This is a great book for any business student or individual either involved in or contemplating joining the business world. Life, especially corporate life, will throw challenges at you without pause. How you deal with those challenges decides your true legacy.
Clayton is a man who has faced the trials of corporate life and his message is neither overly idealistic nor extremely unrealistic. It scientifically shows us the pitfalls of straying from the path and the rewards that come from adhering to one’s principles and values.
I wish I had read this work long before I started working in corporate. Given how things are done in certain parts of the world, it is very easy to fall into the trap of marginal thinking and immediate results. It is something I am working on and hope to improve upon.
“She has known the innocence and insouciance of childhood, the passion and abandon of youth, and the ripe wisdom of maturity that comes from long experience of pain and pleasure; and over and over again she has renewed her childhood and youth and age.”
— Jawaharlal Nehru
“I ignore polling as a method of government. I think that shows a certain weakness of mind - an inability to chart a course whichever way the wind blows, whichever way the media encourages the people to go, you follow. If you can’t force or are unwilling to force your people to follow you, with or without threats, you are not a leader.”
— Lee Kuan Yew
“You are born with a particular makeup and tendencies that mark you as a piece of fate. It is who you are to the core. Some people never become who they are; they stop trusting in themselves; they conform to the tastes of others, and they end up wearing a mask that hides their true nature. If you allow yourself to learn who you really are by paying attention to that voice and force within you, then you can become what you were fated to become—an individual, a Master.”
— Robert Greene
“In your life, there are going to be constant demands for your time and attention. How are you going to decide which of those demands gets resources? The trap many people fall into is to allocate their time to whoever screams loudest, and their talent to whatever offers them the fastest reward. That’s a dangerous way to build a strategy.”
— Clayton M. Christensen
“Science is not only compatible with spirituality; it is a profound source of spirituality. When we recognize our place in an immensity of light‐years and in the passage of ages, when we grasp the intricacy, beauty, and subtlety of life, then that soaring feeling, that sense of elation and humility combined, is surely spiritual.
So are our emotions in the presence of great art or music or literature, or acts of exemplary selfless courage such as those of Mohandas Gandhi or Martin Luther King, Jr. The notion that science and spirituality are somehow mutually exclusive does a disservice to both.”
— Carl Sagan

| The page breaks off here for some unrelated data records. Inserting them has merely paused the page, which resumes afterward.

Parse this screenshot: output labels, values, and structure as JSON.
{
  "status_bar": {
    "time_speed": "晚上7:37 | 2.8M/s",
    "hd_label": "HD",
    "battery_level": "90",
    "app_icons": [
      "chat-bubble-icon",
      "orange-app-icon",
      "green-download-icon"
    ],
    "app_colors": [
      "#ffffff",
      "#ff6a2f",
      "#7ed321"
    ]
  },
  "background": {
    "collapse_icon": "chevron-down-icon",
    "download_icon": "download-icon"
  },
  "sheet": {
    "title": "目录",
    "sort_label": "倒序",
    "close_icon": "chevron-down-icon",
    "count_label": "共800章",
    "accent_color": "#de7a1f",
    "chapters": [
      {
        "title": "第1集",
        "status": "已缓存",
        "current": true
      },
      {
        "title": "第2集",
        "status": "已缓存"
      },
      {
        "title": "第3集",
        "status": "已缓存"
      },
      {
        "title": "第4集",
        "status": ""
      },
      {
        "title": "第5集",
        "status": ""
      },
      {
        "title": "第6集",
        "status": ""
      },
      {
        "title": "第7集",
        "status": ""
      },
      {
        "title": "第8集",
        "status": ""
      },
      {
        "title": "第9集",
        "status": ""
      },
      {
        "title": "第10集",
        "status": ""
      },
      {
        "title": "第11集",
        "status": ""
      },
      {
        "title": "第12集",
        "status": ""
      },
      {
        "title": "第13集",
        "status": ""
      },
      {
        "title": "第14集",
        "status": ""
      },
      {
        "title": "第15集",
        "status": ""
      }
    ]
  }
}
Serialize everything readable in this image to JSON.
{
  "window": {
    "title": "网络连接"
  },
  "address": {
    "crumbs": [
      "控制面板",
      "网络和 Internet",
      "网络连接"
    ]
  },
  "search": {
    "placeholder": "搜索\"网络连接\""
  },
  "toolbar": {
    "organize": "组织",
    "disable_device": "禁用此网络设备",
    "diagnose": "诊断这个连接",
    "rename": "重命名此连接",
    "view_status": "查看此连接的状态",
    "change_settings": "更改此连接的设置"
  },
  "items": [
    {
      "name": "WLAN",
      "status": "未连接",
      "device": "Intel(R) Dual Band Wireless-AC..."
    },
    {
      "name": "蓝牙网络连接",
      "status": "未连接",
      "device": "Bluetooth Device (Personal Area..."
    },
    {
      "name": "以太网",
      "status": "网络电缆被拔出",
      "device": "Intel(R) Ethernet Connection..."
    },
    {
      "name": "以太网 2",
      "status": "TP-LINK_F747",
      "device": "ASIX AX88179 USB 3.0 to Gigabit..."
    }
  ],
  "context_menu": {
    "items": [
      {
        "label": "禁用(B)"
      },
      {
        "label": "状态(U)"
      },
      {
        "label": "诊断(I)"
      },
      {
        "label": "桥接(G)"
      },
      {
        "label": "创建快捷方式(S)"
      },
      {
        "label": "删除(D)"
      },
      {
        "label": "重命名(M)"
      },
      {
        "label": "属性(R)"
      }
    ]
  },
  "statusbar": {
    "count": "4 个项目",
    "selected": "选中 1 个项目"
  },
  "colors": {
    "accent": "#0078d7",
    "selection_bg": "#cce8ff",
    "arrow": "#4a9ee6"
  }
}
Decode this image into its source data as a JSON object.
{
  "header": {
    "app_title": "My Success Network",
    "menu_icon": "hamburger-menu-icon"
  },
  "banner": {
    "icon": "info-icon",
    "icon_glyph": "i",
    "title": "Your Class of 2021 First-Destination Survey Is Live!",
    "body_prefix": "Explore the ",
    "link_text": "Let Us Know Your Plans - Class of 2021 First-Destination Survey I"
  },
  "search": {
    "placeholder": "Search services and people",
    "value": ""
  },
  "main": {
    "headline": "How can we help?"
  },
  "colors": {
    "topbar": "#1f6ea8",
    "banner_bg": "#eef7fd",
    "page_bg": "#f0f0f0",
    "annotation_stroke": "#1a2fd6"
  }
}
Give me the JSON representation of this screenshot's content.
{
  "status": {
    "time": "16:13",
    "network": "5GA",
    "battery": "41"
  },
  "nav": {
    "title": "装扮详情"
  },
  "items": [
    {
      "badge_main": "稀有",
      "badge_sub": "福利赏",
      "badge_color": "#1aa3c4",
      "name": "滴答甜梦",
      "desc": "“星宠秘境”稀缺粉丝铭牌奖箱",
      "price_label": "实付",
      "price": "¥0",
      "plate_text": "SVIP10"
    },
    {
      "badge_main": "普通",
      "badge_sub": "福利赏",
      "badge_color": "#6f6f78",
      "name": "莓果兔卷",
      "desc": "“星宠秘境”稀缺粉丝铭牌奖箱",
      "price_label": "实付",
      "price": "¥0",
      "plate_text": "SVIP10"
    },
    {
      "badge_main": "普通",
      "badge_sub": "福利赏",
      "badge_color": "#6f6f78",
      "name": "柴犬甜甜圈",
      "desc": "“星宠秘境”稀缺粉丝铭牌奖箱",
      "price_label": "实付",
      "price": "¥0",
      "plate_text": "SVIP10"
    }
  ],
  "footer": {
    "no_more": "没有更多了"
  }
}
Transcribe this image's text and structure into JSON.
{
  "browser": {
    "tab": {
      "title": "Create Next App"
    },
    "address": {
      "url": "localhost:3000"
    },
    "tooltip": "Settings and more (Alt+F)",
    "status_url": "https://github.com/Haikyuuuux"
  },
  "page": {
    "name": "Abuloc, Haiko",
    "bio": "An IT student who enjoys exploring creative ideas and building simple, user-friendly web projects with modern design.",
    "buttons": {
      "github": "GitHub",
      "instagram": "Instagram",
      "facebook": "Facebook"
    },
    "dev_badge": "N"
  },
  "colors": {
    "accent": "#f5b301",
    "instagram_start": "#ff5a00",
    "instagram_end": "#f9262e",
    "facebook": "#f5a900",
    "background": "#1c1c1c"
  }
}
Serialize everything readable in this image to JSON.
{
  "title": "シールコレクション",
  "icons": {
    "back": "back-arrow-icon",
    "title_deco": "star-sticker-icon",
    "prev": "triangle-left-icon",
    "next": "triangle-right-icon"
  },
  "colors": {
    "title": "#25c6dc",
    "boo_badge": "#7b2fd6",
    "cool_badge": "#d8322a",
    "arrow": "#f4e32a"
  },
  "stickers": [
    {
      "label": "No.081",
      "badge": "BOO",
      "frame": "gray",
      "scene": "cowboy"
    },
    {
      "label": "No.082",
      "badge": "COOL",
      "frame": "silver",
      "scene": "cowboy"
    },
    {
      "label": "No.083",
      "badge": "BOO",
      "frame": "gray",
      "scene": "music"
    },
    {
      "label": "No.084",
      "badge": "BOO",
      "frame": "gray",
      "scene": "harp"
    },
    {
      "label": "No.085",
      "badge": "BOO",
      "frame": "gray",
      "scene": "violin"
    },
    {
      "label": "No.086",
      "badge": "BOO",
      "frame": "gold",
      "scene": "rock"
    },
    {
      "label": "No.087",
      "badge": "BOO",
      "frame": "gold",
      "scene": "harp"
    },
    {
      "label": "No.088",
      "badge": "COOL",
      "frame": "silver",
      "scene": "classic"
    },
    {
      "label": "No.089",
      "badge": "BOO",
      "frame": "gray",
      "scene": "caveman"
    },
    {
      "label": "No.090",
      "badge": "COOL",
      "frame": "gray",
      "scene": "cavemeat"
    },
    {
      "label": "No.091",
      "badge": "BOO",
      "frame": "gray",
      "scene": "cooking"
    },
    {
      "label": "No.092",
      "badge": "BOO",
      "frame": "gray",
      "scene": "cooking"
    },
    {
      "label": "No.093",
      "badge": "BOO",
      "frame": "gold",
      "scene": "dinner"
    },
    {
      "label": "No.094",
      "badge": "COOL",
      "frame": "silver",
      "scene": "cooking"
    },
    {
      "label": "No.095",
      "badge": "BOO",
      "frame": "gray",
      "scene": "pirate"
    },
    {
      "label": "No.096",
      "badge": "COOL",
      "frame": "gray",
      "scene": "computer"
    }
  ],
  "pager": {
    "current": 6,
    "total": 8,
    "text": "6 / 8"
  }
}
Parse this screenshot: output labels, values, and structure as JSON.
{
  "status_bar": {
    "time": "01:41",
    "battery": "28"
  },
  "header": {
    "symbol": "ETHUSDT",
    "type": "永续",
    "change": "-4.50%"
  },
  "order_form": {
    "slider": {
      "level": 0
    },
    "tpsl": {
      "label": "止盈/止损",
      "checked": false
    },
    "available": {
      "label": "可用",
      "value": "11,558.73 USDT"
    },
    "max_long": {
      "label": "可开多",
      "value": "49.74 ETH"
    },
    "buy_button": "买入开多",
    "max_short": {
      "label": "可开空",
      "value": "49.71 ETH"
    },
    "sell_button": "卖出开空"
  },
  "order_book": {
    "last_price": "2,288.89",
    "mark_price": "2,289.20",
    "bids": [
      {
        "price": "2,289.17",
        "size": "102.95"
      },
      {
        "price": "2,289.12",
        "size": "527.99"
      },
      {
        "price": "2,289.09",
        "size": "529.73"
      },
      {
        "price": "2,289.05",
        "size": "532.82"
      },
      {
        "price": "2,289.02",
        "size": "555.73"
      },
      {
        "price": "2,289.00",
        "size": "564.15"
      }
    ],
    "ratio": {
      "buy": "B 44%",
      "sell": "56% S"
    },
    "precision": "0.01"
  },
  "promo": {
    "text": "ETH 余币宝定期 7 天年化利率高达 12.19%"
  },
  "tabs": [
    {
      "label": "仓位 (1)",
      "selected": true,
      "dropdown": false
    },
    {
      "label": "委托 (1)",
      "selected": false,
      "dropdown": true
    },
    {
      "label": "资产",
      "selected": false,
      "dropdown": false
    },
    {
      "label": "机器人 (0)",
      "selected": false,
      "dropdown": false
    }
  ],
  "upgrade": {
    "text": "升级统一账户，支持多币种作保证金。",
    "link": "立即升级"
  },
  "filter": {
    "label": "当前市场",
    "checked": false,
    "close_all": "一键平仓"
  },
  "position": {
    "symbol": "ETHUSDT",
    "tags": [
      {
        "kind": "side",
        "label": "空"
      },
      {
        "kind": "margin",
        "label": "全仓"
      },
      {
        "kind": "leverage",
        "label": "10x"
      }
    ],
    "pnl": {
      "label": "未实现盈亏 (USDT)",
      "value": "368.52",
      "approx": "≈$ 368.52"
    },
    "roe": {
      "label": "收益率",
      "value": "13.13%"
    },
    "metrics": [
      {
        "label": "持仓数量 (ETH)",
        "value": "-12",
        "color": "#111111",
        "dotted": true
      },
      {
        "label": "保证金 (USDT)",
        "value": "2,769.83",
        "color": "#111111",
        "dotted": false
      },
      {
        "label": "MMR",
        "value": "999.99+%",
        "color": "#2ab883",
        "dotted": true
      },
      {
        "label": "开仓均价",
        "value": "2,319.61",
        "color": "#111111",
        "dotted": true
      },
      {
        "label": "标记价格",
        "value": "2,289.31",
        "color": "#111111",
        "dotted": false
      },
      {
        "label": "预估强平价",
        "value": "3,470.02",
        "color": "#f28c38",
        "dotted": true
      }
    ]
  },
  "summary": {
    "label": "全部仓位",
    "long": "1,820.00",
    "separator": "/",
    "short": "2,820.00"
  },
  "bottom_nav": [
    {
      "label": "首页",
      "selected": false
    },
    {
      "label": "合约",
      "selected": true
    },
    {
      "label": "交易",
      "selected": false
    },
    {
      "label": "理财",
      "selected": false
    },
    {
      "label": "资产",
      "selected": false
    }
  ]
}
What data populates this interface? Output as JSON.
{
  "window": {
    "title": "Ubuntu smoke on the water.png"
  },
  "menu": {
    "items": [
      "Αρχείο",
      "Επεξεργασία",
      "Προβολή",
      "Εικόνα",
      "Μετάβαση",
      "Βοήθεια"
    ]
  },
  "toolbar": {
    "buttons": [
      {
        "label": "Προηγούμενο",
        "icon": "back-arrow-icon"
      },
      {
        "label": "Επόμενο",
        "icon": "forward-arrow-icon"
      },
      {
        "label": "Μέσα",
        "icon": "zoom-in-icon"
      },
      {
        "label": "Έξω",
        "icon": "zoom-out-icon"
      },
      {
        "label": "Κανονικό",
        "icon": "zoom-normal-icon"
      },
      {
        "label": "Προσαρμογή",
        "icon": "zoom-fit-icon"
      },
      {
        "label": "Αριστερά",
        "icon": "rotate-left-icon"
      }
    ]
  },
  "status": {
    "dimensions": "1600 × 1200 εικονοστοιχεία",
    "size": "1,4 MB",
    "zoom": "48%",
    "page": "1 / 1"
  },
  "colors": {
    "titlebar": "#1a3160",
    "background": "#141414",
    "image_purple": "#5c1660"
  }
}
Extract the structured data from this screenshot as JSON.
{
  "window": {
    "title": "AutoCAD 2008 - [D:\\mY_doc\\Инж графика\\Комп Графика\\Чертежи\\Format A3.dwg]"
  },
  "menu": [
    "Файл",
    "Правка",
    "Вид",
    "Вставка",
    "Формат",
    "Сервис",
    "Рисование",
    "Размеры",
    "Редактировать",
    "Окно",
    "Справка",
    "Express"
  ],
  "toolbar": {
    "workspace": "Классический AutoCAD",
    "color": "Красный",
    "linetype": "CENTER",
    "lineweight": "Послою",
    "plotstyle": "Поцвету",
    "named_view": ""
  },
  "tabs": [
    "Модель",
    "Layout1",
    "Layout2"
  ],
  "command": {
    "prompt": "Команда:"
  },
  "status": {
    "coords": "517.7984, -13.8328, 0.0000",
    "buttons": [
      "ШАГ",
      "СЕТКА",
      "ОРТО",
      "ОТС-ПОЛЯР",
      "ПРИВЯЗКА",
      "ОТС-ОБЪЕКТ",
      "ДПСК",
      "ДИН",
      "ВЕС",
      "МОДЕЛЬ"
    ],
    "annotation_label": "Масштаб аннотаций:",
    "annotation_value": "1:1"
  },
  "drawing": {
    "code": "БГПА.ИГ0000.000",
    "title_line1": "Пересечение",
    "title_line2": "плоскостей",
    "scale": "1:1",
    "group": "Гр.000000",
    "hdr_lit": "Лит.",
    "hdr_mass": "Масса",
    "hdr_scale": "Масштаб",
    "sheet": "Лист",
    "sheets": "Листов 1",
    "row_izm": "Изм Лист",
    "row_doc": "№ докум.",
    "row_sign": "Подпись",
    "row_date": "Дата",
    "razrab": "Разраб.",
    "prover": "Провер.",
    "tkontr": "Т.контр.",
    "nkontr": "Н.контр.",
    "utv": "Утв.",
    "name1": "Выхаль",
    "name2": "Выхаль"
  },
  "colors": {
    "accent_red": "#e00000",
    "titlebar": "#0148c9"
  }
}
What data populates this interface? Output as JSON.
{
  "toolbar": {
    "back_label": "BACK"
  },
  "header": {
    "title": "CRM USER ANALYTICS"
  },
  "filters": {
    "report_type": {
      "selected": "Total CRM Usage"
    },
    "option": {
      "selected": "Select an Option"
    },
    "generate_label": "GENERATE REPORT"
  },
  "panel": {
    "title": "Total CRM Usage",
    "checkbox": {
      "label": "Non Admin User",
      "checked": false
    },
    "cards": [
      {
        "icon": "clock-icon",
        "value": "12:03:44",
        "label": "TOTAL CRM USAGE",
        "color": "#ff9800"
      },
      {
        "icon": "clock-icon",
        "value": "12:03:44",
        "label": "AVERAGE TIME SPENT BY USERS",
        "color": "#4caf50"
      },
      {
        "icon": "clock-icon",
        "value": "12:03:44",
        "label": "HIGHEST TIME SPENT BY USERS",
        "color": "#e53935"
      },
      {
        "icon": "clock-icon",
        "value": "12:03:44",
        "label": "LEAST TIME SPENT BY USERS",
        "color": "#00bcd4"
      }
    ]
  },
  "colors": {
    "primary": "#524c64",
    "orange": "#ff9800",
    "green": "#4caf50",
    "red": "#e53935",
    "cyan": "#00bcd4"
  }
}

“In the most abstract fields—music, mathematics, physics, even chess—the young thrive. Child prodigies are not quite common, but they turn up regularly. Perhaps it makes sense that if a Mozart or a Bobby Fischer were to appear anywhere, it would be in a self-contained field that does not require insight into the quirks of human psychology. We are unlikely ever to meet a twelve-year-old Tolstoy.”
— Edward Dolnick